The 2002 Oakland Athletics firmly etched their name in baseball lore, immortalized by the award-winning film and book “Moneyball.”
With the team’s 20-game winning streak, 103 total wins and miniscule $388,000 per victory, the 2002 A’s forced baseball to change its century-old way of thinking. It proved having the right players was more important than the most expensive ones.
When one looks back on the season — one of the franchise’s most successful — many names come up: AL MVP shortstop Miguel Tejada, Scott Hatteberg (and his historic walk-off homer), and then-manager Art Howe.
Fans would be remiss to disregard the oversized contribution of 24-year-old left-handed ace starter Barry Zito. With a 23-5 won-loss record and 2.75 ERA, Zito brought home the AL CY Young award – just the fifth in the franchise’s Oakland history.
On Wednesday, Zito had his contract with the Nashville Sounds purchased by the A’s, and will get a chance to finish his career on the major league roster of the team that drafted him.
Upon receiving the news, Zito spoke with ESPN:
“This is where I started. That mound in Oakland is where I threw my first major league pitch… I’m going to throw one of my last major league pitches probably on that mound. That’s like storybook. It’s amazing.”
Drafted ninth overall in 1999 out of the University of Southern California, Zito spent the first seven years of his 15-year big league career in “The Town.” Along with the 2002 CY Young, Zito also garnered three All-Star appearances and twice finished in the top 25 of the AL MVP race.
In 2007, the man with one of Major League Baseball’s most baffling curves was rewarded for his work in the green and yellow, as he signed a huge contract to cross the Bay.
Over the next seven years, Zito would see little success with the San Francisco Giants. Until 2010.
With the 2010 Giants, Zito reached the pinnacle of professional sports when he was part of a world championship. He would reach even higher two years later, when he would not just win another World Series title, he would be a massive contributor to the championship run.
October baseball is when Zito elevated his game throughout his illustrious career; his career 6-3 postseason record is bolstered by his 19 earned runs allowed in 60.1 innings pitched (a 2.83 ERA).
After spending the majority of the 2015 season in Triple-A and posting a 8-7 record with a 3.46 ERA, Zito will be able to once again doff his cap to a fan base that once held him so dear.
A’s manager Bob Melvin told ESPN:
“It’s going to be great to bring (Zito) home and get him in games in our place in front of our crowd.
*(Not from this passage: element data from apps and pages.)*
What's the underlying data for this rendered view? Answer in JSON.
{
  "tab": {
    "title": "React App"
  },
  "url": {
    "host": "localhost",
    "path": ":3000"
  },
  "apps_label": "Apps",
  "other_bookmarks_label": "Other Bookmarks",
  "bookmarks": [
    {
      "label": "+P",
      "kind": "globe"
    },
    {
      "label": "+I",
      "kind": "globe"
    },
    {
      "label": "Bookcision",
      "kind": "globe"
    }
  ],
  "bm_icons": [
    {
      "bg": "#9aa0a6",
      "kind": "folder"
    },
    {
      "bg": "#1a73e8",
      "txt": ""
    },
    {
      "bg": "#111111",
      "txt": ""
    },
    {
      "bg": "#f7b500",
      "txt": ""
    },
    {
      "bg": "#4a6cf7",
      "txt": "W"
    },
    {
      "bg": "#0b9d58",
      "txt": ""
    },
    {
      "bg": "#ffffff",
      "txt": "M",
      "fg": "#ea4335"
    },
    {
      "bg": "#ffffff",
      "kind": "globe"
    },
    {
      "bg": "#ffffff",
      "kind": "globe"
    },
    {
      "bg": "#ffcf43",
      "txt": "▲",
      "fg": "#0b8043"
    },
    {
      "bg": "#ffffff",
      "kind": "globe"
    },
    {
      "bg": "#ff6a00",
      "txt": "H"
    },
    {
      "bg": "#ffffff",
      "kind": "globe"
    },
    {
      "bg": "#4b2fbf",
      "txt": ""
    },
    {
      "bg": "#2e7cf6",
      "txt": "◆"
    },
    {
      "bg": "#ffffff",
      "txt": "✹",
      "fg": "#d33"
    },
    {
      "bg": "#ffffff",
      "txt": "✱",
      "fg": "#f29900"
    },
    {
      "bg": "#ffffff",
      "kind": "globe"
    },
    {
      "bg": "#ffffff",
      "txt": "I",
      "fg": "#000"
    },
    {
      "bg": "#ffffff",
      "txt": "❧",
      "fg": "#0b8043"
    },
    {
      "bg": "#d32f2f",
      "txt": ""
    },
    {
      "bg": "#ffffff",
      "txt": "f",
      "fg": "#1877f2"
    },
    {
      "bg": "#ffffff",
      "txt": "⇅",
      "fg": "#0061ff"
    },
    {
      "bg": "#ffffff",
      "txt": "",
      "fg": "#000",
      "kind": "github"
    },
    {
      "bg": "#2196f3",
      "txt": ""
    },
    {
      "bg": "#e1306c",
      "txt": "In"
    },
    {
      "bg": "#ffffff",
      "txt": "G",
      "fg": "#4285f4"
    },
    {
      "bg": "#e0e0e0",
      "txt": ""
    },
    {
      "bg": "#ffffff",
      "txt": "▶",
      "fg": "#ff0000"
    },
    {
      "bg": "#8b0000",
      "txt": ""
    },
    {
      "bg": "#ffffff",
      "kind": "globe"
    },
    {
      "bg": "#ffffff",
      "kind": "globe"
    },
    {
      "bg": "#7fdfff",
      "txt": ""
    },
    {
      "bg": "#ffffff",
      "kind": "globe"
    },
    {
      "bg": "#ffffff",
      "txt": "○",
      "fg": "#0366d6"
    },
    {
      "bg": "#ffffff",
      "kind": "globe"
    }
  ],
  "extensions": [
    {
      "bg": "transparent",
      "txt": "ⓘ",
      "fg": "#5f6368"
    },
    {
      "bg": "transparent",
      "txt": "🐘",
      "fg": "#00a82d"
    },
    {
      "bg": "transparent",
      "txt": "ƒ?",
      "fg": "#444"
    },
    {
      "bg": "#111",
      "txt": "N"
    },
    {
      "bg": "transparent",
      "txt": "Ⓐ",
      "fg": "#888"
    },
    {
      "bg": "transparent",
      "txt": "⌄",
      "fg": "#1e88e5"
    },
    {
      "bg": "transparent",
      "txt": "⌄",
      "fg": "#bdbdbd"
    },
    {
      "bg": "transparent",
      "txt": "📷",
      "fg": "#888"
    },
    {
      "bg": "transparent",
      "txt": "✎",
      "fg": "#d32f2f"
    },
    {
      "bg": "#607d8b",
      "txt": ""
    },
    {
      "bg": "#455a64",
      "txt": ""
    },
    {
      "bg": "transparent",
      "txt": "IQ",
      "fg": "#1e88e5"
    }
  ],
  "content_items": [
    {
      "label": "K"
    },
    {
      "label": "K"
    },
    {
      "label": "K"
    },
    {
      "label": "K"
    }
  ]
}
They love him there. Particularly when we play the Giants, it’s going to be a really exciting weekend. It’s really going to add to that having him there.”
As of right now, Melvin’s expectations for the lefty are to join an exceedingly depleted bullpen.
General Manager Billy Beane, however, isn’t ruling out a start, telling Bay Area News Group’s John Hickey about a matchup of Zito versus 2002 Athletics starter Tim Hudson:
“That might be a nice reunion.”
Hudson (7-8, 4.42 ERA), who signed with San Francisco after receiving an exemplary endorsement from Zito regarding the franchise, shared his thoughts with ESPN:
“I’m really happy for him. I’m sure he appreciates it and I think he deserves it. I’m sure the fans in Oakland will ultimately appreciate it as well.”
Given the A’s pitching struggles all season, many fans have been begging for Zito’s recall for months.
Now, not only have they gotten their wish, there is a definite possibility that two key starters from the magical 2002 A’s season will face each other at O.Co Coliseum on Saturday.